Start of Block

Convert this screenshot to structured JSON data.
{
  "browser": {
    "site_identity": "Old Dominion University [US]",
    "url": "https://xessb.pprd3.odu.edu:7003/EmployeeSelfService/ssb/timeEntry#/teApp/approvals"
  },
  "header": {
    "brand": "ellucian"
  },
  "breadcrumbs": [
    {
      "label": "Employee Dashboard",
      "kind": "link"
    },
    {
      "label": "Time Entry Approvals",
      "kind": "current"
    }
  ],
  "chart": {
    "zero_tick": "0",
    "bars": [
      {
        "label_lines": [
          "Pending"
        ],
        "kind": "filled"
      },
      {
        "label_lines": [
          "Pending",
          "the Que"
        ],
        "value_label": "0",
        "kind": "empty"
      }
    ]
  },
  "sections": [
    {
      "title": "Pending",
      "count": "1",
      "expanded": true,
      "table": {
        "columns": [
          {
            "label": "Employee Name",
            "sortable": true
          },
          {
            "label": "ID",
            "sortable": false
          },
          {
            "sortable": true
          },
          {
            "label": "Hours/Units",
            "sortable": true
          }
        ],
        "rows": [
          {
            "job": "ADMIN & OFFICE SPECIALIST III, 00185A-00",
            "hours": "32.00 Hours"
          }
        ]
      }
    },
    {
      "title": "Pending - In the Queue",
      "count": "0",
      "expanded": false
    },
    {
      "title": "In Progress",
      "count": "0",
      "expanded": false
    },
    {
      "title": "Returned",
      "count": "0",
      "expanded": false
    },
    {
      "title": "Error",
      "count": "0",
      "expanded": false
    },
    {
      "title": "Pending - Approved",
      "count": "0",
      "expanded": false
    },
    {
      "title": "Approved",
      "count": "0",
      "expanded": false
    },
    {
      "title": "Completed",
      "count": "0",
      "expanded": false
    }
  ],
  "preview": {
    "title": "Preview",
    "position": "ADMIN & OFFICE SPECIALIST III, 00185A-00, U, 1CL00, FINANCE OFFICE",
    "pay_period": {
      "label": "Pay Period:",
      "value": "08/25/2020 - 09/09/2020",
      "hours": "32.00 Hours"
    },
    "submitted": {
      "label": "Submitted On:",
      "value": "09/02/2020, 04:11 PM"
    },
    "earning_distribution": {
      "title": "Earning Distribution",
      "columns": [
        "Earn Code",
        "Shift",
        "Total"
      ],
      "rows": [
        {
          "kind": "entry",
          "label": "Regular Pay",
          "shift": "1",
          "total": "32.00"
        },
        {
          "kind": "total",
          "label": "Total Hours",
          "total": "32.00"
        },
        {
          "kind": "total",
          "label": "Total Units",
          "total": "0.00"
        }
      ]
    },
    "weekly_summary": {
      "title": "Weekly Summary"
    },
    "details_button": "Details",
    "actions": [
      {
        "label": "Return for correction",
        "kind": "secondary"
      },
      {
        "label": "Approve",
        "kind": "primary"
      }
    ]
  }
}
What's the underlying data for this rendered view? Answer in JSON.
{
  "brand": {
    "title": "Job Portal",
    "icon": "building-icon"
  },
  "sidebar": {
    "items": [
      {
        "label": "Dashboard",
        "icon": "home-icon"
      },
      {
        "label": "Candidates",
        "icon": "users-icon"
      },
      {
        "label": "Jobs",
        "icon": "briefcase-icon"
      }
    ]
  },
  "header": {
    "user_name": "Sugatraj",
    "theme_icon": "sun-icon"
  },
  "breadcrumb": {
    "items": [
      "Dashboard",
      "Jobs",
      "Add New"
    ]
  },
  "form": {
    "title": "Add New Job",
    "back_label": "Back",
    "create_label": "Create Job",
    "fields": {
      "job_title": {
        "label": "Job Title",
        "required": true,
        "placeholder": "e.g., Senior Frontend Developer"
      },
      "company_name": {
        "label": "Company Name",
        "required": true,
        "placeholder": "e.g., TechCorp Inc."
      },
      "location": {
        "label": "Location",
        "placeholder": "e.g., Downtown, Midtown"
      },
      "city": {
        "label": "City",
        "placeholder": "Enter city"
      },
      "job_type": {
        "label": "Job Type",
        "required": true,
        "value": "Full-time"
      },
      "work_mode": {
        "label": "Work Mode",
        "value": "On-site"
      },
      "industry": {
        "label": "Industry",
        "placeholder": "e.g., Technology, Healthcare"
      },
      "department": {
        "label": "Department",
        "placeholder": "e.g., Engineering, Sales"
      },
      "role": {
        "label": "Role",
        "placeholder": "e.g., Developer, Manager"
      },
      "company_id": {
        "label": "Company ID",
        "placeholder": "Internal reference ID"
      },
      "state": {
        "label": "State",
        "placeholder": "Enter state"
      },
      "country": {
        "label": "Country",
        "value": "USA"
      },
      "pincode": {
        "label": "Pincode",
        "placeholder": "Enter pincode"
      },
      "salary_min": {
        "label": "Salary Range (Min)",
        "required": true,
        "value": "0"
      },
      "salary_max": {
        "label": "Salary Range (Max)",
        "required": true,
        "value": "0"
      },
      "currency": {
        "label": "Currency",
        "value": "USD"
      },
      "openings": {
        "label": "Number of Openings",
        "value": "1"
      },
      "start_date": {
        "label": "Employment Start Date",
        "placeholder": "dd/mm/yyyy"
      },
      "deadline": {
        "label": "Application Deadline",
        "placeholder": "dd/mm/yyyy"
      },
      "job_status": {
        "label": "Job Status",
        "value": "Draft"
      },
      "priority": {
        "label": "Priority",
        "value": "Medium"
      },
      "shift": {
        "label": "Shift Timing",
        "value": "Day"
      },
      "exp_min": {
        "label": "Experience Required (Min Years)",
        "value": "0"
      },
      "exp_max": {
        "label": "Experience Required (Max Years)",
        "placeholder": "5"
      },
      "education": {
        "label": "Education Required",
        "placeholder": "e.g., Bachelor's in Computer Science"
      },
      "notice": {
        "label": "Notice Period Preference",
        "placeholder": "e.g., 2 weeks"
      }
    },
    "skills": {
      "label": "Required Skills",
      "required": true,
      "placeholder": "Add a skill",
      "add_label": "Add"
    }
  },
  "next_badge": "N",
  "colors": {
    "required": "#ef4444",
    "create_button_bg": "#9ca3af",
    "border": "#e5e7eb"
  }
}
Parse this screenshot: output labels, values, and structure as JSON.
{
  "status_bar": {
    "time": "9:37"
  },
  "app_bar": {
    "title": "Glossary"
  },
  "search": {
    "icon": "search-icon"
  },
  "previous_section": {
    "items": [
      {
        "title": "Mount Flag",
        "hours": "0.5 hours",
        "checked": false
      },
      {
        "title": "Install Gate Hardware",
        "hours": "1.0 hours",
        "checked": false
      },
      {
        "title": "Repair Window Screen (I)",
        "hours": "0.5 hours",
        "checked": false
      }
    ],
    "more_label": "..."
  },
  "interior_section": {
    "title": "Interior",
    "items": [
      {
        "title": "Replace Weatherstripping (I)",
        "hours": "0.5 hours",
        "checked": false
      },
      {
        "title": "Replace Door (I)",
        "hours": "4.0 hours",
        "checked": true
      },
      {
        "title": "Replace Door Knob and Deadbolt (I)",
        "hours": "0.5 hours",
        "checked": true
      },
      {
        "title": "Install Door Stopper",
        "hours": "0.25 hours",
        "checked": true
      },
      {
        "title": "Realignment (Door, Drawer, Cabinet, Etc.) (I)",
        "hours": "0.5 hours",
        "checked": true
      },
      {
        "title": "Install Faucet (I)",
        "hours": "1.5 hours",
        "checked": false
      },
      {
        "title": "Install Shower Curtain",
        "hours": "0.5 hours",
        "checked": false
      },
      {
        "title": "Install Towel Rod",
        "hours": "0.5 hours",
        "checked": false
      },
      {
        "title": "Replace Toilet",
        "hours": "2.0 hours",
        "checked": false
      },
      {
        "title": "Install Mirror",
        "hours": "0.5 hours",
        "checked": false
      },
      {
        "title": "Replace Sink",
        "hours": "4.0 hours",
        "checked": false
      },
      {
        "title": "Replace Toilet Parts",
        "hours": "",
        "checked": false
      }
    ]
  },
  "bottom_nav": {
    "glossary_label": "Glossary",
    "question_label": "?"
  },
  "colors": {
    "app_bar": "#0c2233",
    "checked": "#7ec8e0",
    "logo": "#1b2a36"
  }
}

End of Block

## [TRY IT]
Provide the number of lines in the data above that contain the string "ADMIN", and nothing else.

## [RESPONSE]
2